On April 19, 2022, a California court of appeal ruled against the defendant in a class action lawsuit filed against an employer for allegedly “willfully” violating the Fair Credit Reporting Act (FCRA) requirement that employers provide job applicants with a “clear and conspicuous disclosure” in a stand-alone document when obtaining authorization for background checks.
The plaintiff, who applied to work for the defendant in 2018, filed a putative class action lawsuit against the defendant, an American bookseller with the most retail outlets in the United States, after the defendant’s consumer reporting agency (CRA) emailed the plaintiff a link to a consumer report disclosure that requested her authorization to procure a background check.
Employers may violate the FCRA by providing job applicants with a disclosure that contains extraneous language unrelated to background checks. In this case, the defendant employer inadvertently used an updated disclosure obtained from its CRA that was provided as a sample and included a footnote meant for the employer to read, not any job applicants. The footnote read:
Please note: Nothing contained herein should be construed as legal advice or guidance. Employers should consult their own counsel about their compliance responsibilities under the FCRA and applicable state law. [CRA] expressly disclaims any warranties or responsibility or damages associated with or arising out of information provided herein.
Even though the employer inadvertently provided the sample disclosure to job applicants without first deleting the footnote, the class action lawsuit filed by the job applicant claimed the footnote was impermissible extraneous information and that the defendant failed to provide a stand-alone disclosure as required under FCRA section § 1681b(b)(2)(A)(i).
The employer filed a motion for summary judgment, arguing that no reasonable jury could find its alleged FCRA violation was willful and asserted it included the extraneous information in its disclosure due to an inadvertent drafting error. A trial court agreed and granted the company’s motion for summary judgment and entered judgment in the company’s favor.

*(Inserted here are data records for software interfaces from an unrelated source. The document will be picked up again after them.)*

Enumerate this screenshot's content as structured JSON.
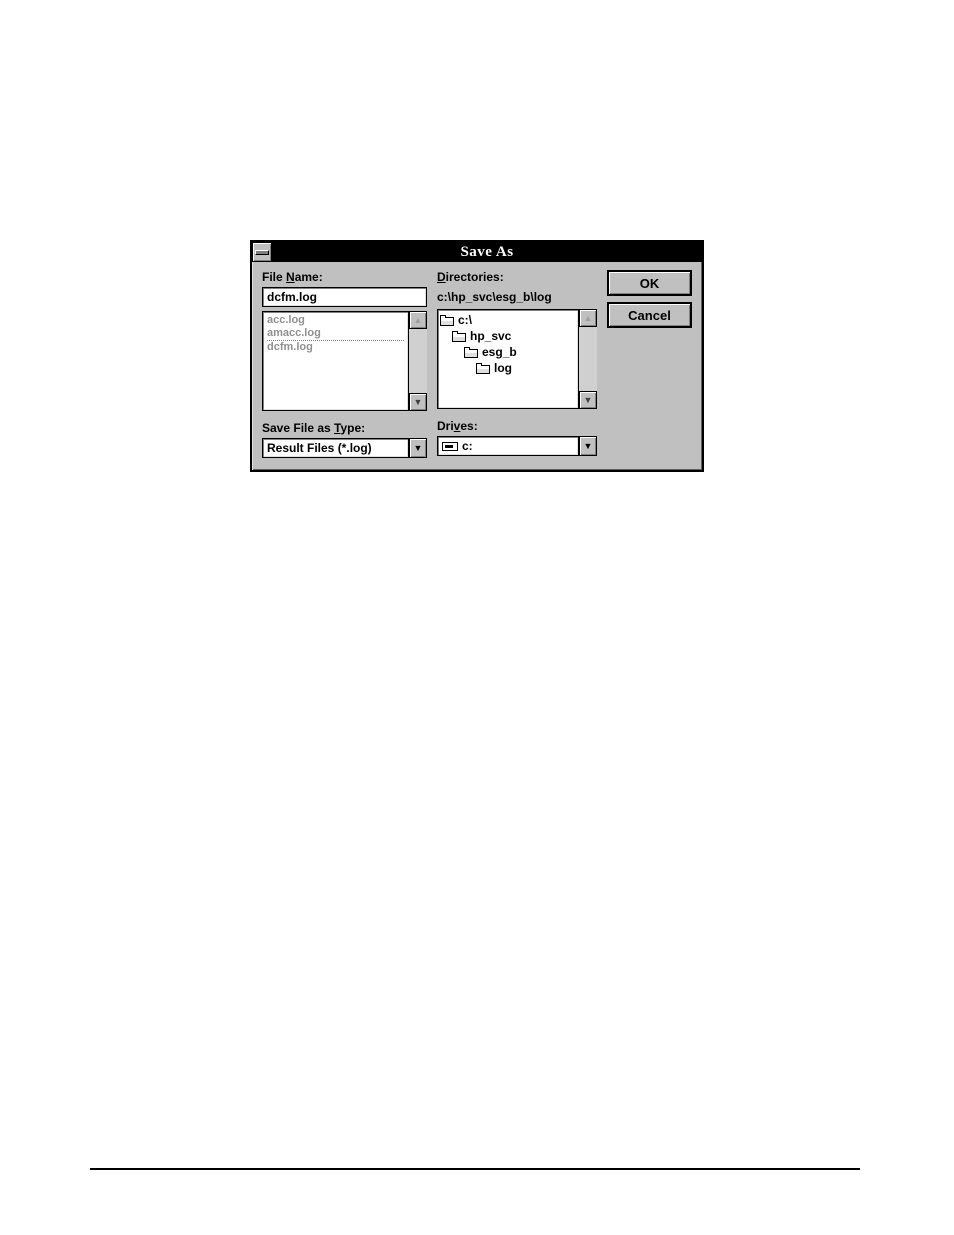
{
  "dialog": {
    "title": "Save As",
    "file_name_label_pre": "File ",
    "file_name_label_u": "N",
    "file_name_label_post": "ame:",
    "file_name_value": "dcfm.log",
    "file_list": [
      "acc.log",
      "amacc.log",
      "dcfm.log"
    ],
    "directories_label_u": "D",
    "directories_label_post": "irectories:",
    "directories_path": "c:\\hp_svc\\esg_b\\log",
    "tree": [
      {
        "label": "c:\\",
        "indent": 0
      },
      {
        "label": "hp_svc",
        "indent": 1
      },
      {
        "label": "esg_b",
        "indent": 2
      },
      {
        "label": "log",
        "indent": 3
      }
    ],
    "save_type_label_pre": "Save File as ",
    "save_type_label_u": "T",
    "save_type_label_post": "ype:",
    "save_type_value": "Result Files (*.log)",
    "drives_label_pre": "Dri",
    "drives_label_u": "v",
    "drives_label_post": "es:",
    "drives_value": "c:",
    "ok_label": "OK",
    "cancel_label": "Cancel"
  }
}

However, unlike the trial court, the California court of appeal reversed summary judgment for the employer and concluded that a reasonable jury could find that defendant’s alleged FCRA violation was willful because it violated an unambiguous provision of the FCRA, the “clear and conspicuous disclosure” in a stand-alone document when obtaining authorization.
“At least one of the company’s employees was aware of the extraneous information in the disclosure before the disclosure was displayed to job applicants, the company may not have adequately trained its employees on FCRA compliance, and/or the company may not have had a monitoring system in place to ensure its disclosure complied with the FCRA,” the court found.
“Because a reasonable jury could find that (the defendant’s) alleged FCRA violation was willful, we reverse the judgment and remand the matter with directions that the trial court vacate its order granting the motion for summary judgment and enter a new order denying the motion for summary judgment,” the court of appeal concluded in its ruling.
The Fair Credit Reporting Act (FCRA), 15 U.S.C. § 1681 et seq is U.S. Federal Government legislation enacted to promote the accuracy, fairness, and privacy of consumer information contained in the files of CRAs and was intended to shield consumers from the willful and/or negligent inclusion of erroneous data in their consumer/credit reports.
ClearStar is a leading HR-technology company specializing in background checks and medical screening. ClearStar offers pre-employment screening services that help employers comply with federal, state, and local laws that regulate background checks in the United States so they may avoid costly and damaging litigation. To learn more about ClearStar, contact us today.
NOTE: ClearStar reminds readers that allegations made in class action lawsuits are not proof a business or individual violated any law, rule, or regulation since they are in the pleading stage with no factual adjudications yet.